|Min OS X: Any Version CPU: G3 @ 233 MHz RAM: 32 MB Hard Disk: 276 MB 8x CD-ROM|
Of all the neglected game genres on the Mac OS – and there are many of them – perhaps the most-ignored area has been the racing game. Heck, there are people out there still playing Al Unser Jr and Vette! out of sheer desperation. When IMG learned at this year’s E3 that off-road racing title 4x4 Evolution was coming to the Mac OS, we were ecstatic. Euphoric. Intoxicated.
We were psyched.
4x4 Evolution doesn’t just represent a rebirth of the racing genre on the Mac OS, it also provides a powerful, compelling vision of a platform-agnostic future. Out of the box this game can network with Mac, PC and Dreamcast console owners, and is playable with a 56k modem connection. It uses a universal chat room and game finder (GameSpy) that runs on all three platforms.

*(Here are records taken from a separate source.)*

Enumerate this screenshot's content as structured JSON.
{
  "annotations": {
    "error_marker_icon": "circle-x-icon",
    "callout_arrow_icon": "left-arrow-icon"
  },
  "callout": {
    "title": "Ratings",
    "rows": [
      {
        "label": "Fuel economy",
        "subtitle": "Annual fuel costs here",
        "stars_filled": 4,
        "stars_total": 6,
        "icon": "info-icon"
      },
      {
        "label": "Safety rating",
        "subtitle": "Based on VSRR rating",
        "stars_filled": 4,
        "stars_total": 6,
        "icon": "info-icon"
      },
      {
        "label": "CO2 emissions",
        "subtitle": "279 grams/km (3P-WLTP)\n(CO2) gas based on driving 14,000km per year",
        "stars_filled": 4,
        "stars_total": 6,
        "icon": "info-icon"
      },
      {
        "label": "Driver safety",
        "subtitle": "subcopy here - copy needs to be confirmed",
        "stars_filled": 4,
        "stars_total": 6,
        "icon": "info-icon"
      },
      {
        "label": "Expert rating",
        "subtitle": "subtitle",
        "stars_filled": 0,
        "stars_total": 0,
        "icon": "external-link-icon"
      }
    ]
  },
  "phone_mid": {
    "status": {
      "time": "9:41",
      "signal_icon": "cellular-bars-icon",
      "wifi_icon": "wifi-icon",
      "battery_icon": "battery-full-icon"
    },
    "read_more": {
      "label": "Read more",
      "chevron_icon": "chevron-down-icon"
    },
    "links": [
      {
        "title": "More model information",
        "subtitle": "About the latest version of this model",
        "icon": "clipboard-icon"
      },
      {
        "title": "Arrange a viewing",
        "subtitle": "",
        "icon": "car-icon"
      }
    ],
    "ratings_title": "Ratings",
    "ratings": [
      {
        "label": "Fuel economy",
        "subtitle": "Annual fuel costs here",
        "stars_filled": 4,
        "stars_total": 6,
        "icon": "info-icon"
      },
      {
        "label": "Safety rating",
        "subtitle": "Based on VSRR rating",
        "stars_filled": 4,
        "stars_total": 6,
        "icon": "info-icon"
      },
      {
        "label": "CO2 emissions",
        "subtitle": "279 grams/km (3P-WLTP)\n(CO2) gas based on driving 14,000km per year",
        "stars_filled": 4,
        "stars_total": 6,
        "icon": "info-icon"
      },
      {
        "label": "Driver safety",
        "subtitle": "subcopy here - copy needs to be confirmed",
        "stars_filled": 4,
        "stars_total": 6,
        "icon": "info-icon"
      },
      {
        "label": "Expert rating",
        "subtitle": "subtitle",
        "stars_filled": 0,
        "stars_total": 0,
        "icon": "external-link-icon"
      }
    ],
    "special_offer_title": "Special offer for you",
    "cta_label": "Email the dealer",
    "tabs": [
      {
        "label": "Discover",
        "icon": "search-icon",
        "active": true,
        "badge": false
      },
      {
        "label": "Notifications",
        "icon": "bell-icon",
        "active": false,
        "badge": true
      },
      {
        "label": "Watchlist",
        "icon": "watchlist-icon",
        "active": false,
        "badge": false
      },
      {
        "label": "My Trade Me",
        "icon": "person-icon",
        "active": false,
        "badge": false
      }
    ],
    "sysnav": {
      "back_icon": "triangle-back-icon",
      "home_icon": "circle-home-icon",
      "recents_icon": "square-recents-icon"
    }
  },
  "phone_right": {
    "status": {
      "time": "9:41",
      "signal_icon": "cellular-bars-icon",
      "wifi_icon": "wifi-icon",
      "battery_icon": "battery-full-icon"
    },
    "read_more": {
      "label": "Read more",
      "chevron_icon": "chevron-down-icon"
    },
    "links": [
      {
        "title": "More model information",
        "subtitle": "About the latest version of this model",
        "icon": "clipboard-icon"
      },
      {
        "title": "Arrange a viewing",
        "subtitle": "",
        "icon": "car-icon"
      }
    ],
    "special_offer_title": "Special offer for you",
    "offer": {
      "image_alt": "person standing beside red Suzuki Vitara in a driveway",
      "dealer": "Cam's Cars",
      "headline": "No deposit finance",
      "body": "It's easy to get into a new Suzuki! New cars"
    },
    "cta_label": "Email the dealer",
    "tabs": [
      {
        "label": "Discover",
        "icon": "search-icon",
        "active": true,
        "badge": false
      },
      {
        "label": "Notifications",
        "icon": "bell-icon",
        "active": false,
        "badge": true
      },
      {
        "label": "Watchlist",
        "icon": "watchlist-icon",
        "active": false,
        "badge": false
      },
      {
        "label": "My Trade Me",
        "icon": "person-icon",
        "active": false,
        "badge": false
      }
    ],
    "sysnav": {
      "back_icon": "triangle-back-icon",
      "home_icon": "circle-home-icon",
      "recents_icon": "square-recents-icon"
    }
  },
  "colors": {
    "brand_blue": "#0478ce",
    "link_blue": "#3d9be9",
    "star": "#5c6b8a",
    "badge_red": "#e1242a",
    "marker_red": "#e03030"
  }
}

It supports OpenGL and Glide, and will run in as little as 6 MB of VRAM. In terms of sheer technological innovation, 4x4 is an impressive title, and hopefully a glimpse of what is to come.
However, as I learned after playing beta, demo and final versions of this game, the cross-platform nature of the title also introduced some quirks that may not go over well with Mac gamers. As a game, and in terms of interface, 4x4 leans heavily towards the console (Dreamcast) style of design rather than towards ultra-accurate PC and Mac sims. The actual level of realism of the racing and vehicles might disturb those looking for a true ‘sim.’
However, the good news is that Terminal Reality turned up the fun factor big-time to make up for the lack of precise realism. Huge gonzo air off of giant cliffs is a pretty good trade-off for having no engine blowouts or broken axles. And absolutely no game I’ve played has captured the frantic, reckless mayhem of off-road driving so well.
Let me preface this review with the fact that I have driven SUVs off-road quite a bit here in Arizona, strictly as an amateur and not in a racing situation. I’ve spent enough time behind the wheel on rough terrain to have a good feel for what a vehicle can and can’t do, and I’ve driven several of the vehicles featured in 4x4 in off-road conditions. I mention this because the vehicle physics of 4x4 are actually uncannily accurate – to a certain limit – and overall 4x4 does authentically capture the feel of racing on a dirt surface.